Concert #6 – End of Time
Sunday 16th December, 3-4pm
107 Milton Rd, Milton QLD 4064
Adult $35 / Concession $25 / Student $15
Olivier Messiaen – Quatour pour la fin du temps
Please join the artists for a complementary glass of bubbles and sumptious nibbles after the event*
Macarthur Clough (clarinet)
Lachlan O’Donnell (violin)
Katherine Philp (cello)
Alex Raineri (artistic director / piano)
Olivier Messiaen’s Quartet for the End of Time was written in 1941 while Messiaen was a prisoner of war in German captivity. It is widely recognized as one of the most emotionally powerful pieces of Western classical music, particularly in light of the context of the composition and its premiere performance in a prisoner-of-war camp. The work was first premiered by professional musicians among his fellow prisoners, with Messiaen himself at the piano. It is a prime example of the composers incorporation of both birdsong and religion as extra-musical impetus for narrative.
The work is in eight movements, as follows with abridged descriptions from the composer himself;
1) Crystal Liturgy – between three and four in the morning, the awakening of birds: a solo blackbird or nightingale improvises, surrounded by a shimmer of sound, by a halo of trills lost very high in the trees. Transpose this onto a religious plane and you have the harmonious silence of Heaven.
2) Vocalise, for the Angel who announces the end of time – the first and third parts (very short) evoke the power of this mighty angel, a rainbow upon his head and clothed with a cloud, who sets one foot on the sea and one foot on the earth. In the middle section are the impalpable harmonies of heaven. In the piano, sweet cascades of blue-orange chords, enclosing in their distant chimes the almost plainchant song of the violin and cello.
3) Abyss of birds – the abyss is time with its sadness, its weariness. The birds are the opposite to Time; they are our desire for light, for stars, for rainbows, and for jubilant songs.
4) Interlude – Scherzo, of a more individual character than the other movements, but linked to them nevertheless by certain melodic recollections.
5) Praise to the eternity of Jesus – Jesus is considered here as the Word. A broad infinitely slow phrase on the cello magnifies with love and reverence the eternity of the Word, powerful and gentle, whose time never runs out. “In the beginning was the Word, and Word was with God, and the Word was God.” (John 1:1 – King James Version).

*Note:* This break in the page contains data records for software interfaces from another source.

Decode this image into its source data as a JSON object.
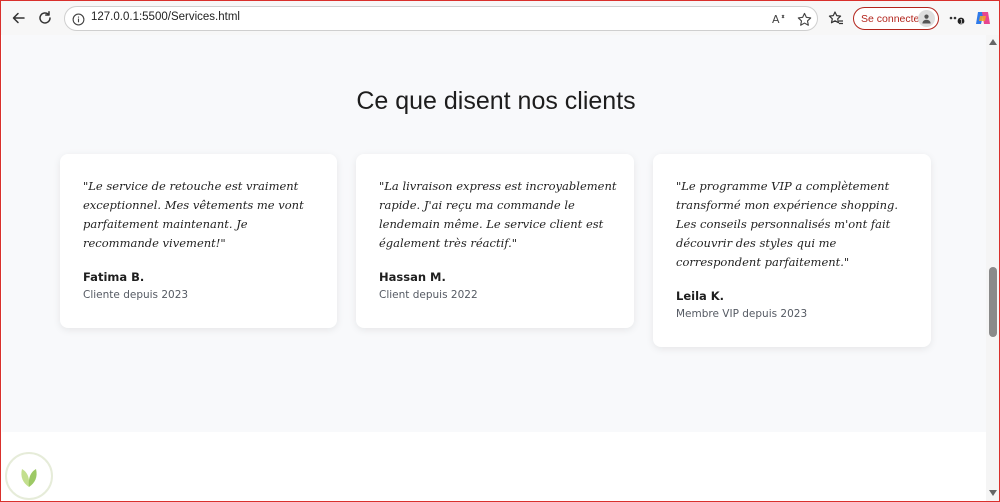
{
  "browser": {
    "url_host": "127.0.0.1",
    "url_rest": ":5500/Services.html",
    "signin_label": "Se connecter",
    "icons": {
      "back": "back-arrow-icon",
      "reload": "reload-icon",
      "info": "info-icon",
      "read_aloud": "read-aloud-icon",
      "favorite": "star-icon",
      "favorites": "favorites-icon",
      "profile": "profile-icon",
      "more": "more-icon",
      "copilot": "copilot-icon"
    },
    "accent_color": "#b3261e"
  },
  "testimonials": {
    "title": "Ce que disent nos clients",
    "cards": [
      {
        "quote": "\"Le service de retouche est vraiment exceptionnel. Mes vêtements me vont parfaitement maintenant. Je recommande vivement!\"",
        "author": "Fatima B.",
        "since": "Cliente depuis 2023"
      },
      {
        "quote": "\"La livraison express est incroyablement rapide. J'ai reçu ma commande le lendemain même. Le service client est également très réactif.\"",
        "author": "Hassan M.",
        "since": "Client depuis 2022"
      },
      {
        "quote": "\"Le programme VIP a complètement transformé mon expérience shopping. Les conseils personnalisés m'ont fait découvrir des styles qui me correspondent parfaitement.\"",
        "author": "Leila K.",
        "since": "Membre VIP depuis 2023"
      }
    ]
  },
  "colors": {
    "section_bg": "#f8f9fb",
    "card_bg": "#ffffff",
    "text": "#1f1f1f",
    "muted": "#555a63",
    "frame_border": "#d9302c"
  }
}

6) Dance of Fury, for the Seven Trumpets – the four instruments in unison imitate gongs and trumpets (the first six trumpets of the Apocalypse followed by various disasters, the trumpet of the seventh angel announcing consummation of the mystery of God). Music of stone, formidable granite sound; irresistible movement of steel, huge blocks of purple rage, icy drunkenness.
7) Tangle of Rainbows, for the Angel who announces the end of time – hearkening back to the 2nd movement, the powerful angel appears, above all the rainbow that covers him … In my dreams, I hear and see ordered chords and melodies, known colors and shapes; then, after this transitional stage, I pass through the unreal and suffer, with ecstasy, a tournament; a roundabout of superhuman sounds and colors. These swords of fire, this blue-orange lava, these sudden stars: there is the tangle, there are the rainbows!
8) Praise to the Immortality of Jesus – a counterpart to the intensely gripping cello solo in the 5th movement, this is an extended violin eulogy bringing the work to a close. Ascending up to the heavens, the rising violin line represents the ascent of man to his god, the child of God to his Father, the being made divine towards Paradise.